Linking Remote Sensing Data and Energy Balance Models for a Scalable Agriculture Insurance System for sub-Saharan Africa

Friday, 19 December 2014: 11:20 AM
Molly Elizabeth Brown1, Daniel E Osgood2, Jessica L McCarty3, Gregory J Husak4, Christopher Hain5 and Christopher S R Neigh1, (1)NASA Goddard Space Flight Center, Greenbelt, MD, United States, (2)Columbia University of New York, Center for Research on Environmental Decisions, Palisades, NY, United States, (3)Michigan Technological University, Michigan Tech Research Institute, Houghton, MI, United States, (4)University of California Santa Barbara, Department of Geography, Santa Barbara, CA, United States, (5)Earth System Science Interdisciplinary Center, COLLEGE PARK, MD, United States

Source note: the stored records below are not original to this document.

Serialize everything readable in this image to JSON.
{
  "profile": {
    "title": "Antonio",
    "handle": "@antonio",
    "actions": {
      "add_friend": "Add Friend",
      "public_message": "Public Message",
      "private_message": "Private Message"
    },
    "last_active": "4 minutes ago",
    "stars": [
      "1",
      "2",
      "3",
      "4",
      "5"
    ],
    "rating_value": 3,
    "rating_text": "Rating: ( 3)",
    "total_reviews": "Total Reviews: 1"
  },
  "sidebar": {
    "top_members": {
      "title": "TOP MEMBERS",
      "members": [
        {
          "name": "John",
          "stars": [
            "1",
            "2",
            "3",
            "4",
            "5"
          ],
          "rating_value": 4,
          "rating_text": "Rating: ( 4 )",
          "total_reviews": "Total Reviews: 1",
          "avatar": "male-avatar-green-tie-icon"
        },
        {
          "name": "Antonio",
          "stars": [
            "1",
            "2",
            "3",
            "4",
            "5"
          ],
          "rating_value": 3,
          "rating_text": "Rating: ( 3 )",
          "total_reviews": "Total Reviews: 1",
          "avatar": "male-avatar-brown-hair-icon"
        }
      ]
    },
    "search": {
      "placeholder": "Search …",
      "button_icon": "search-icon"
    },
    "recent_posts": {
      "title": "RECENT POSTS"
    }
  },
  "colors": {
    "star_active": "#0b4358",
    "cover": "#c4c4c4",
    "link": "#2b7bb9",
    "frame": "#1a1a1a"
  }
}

One of the most immediate and obvious impacts of climate change is on the weather-sensitive agriculture sector. Both local and global impacts on production of food will have a negative effect on the ability of humanity to meet its growing food demands. Agriculture has become more risky, particularly for farmers in the most vulnerable and food insecure regions of the world such as East Africa. Smallholders and low-income farmers need better financial tools to reduce the risk to food security while enabling productivity increases to meet the needs of a growing population. This paper will describe a recently funded project that brings together climate science, economics, and remote sensing expertise to focus on providing a scalable and sensor-independent remote sensing based product that can be used in developing regional rainfed agriculture insurance programs around the world. We will focus our efforts in Ethiopia and Kenya in East Africa and in Senegal and Burkina Faso in West Africa, where there are active index insurance pilots that can test the effectiveness of our remote sensing-based approach for use in the agriculture insurance industry. The paper will present the overall program, explain links to the insurance industry, and present comparisons of the four remote sensing datasets used to identify drought: the CHIRPS 30-year rainfall data product, the GIMMS 30-year vegetation data product from AVHRR, the ESA soil moisture ECV-30 year soil moisture data product, and a MODIS Evapotranspiration (ET) 15-year dataset. A summary of next year’s plans for this project will be presented at the close of the presentation.